Off to Ikea we went.
Now, as you know, this process is never as simple as that. You go to Ikea. You get the furniture. You assess the fact that like all good thirty-somethings you drive a tiny hybrid thing that passes for a car and very definitely cannot carry a twin-sized bed frame. So then you find another way to get the furniture home. And then you put it together. And then the light in the proto-humans room is a fan that will cut his head off with the new bed. You get a new light. The old light wasn't installed correctly, you go buy the stuff to fix the instillation.
Then there are things you've forgotten from Ikea. The pillow proto-human wanted. Closet fittings. The Swedish berry concentrate stuff. A chance to eat more of the delicious meatballs for lunch.
And because this was our third trip to Ikea in three days, we decided to actually pick up somet things from the market. Drink concentrate (which, when added to Mt Dew, tastes like manna from heaven fyi) and the proto-human wanted desert so we chose a selection of bulk candy in strange flavors. Chalk Licorice. Strawberry Rhubarb crunch licorice-like thing. Some Kola thing in the same shape that was utterly wonderful. Banana flavored chocolate covered marshmallows. Something the proto-human and the husband described as "a cheeseless Cheeto covered in chocolate."
We packed up our purchases in the vehicle the proto-human lovingly refers to as Tiny But Fierce (it has angry eyes) and started off to the next destination. And started having our candy.
One of these small bits of sugar we'd procured was a Salty Licorice Octopus (if you've ever been to Ikea you know it wasn't named that, but I don't remember exactly which letters were missing). About the size of a silver dollar, a sort of foamy-gummy octopus in a nondescript tan (which gave me hopes, because licorice without massive amounts of molasses is brown) covered in a fine powder of salt.
Now, I like salted caramel. I like a bit of salt in my chocolate, or salted peanuts on ice cream. I'd never had salted licorice but before my first experience with Ikea I'd never had the berry stuff either, and I love that. The proto-human had one first. He took a bite, didn't actually bite it off, and handed it back to me. "I don't like that one, can I have something else?"

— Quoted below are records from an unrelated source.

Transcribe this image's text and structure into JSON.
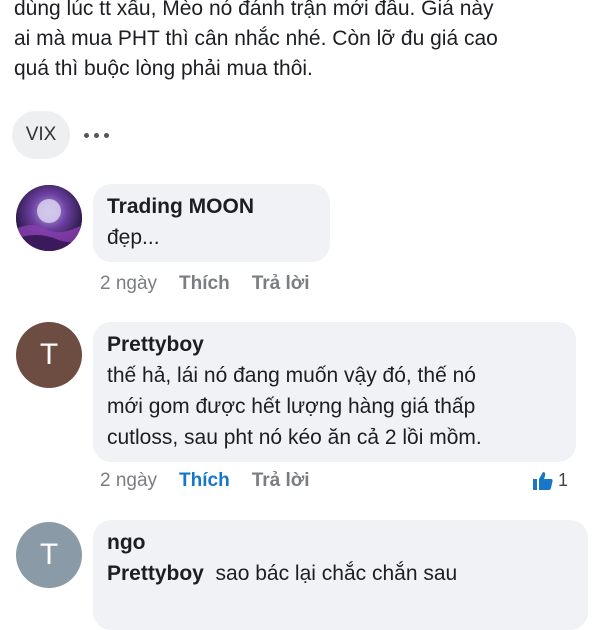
{
  "post": {
    "lines": [
      "dùng lúc tt xấu, Mèo nó đánh trận mới đầu. Giá này",
      "ai mà mua PHT thì cân nhắc nhé. Còn lỡ đu giá cao",
      "quá thì buộc lòng phải mua thôi."
    ],
    "tag": "VIX"
  },
  "comments": [
    {
      "author": "Trading MOON",
      "lines": [
        "đẹp..."
      ],
      "time": "2 ngày",
      "like": "Thích",
      "reply": "Trả lời"
    },
    {
      "avatar_letter": "T",
      "author": "Prettyboy",
      "lines": [
        "thế hả, lái nó đang muốn vậy đó, thế nó",
        "mới gom được hết lượng hàng giá thấp",
        "cutloss, sau pht nó kéo ăn cả 2 lồi mồm."
      ],
      "time": "2 ngày",
      "like": "Thích",
      "reply": "Trả lời",
      "reaction_count": "1"
    },
    {
      "avatar_letter": "T",
      "author": "ngo",
      "mention": "Prettyboy",
      "text": "sao bác lại chắc chắn sau"
    }
  ],
  "colors": {
    "bubble": "#f0f2f5",
    "liked": "#1877c9",
    "avatar_brown": "#6d4c41",
    "avatar_grey": "#8a9aa6"
  }
}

I handed him something, but then I had a half-bitten octopus in my hand.
I'm just going to let that sentence sit for a second. Sometimes being a parent is weird.
Anyway, I decided I'd try I corner of the unbitten part. Maybe he just didn't like real licorice?
Now, on my private face book I described it like this: I've had a mouthful of ocean. Cheap caviar. Ludifisk (if you don't know, it's supposed to be pickled whale blubber, but often when people make it at home it's just extremely fatty fish pickled in epic amounts of salt).
I've accidentally licked rock salt off my fingers when Dad made ice cream with the old tub maker.
I put a tiny, minuscule bit of octo-licorice tentacle in my mouth and I honestly thought I was going to vomit. I think my body had a poison response. It wasn't salty licorice, it was salty salt. How, in the name of all things Swedish, do you make salt saltier? Is this some horrific black-magic ritual passed down from candy-maker to candy-maker in the Norse countries? Do you hack out your neighbors liver and offer it to Loki so he'll come make your candy so salty your enemies fatefully put a whole piece in their mouths and then just curl on the ground, hugging their knees, waiting for death to come?
Eventually, I tried a second time. Maybe I just needed to chew through the salt, and it would taste like licorice and everything would be better. I pushed through the salt and actually chewed a tiny, tiny piece.
It was salty on the inside, too. And there was flavor, but my taste-buds had gone on strike. It tasted vaguely of garlic. And salt. And betrayal.
I've threatened to make the proto-human eat it, if he doesn't behave himself, at least six times.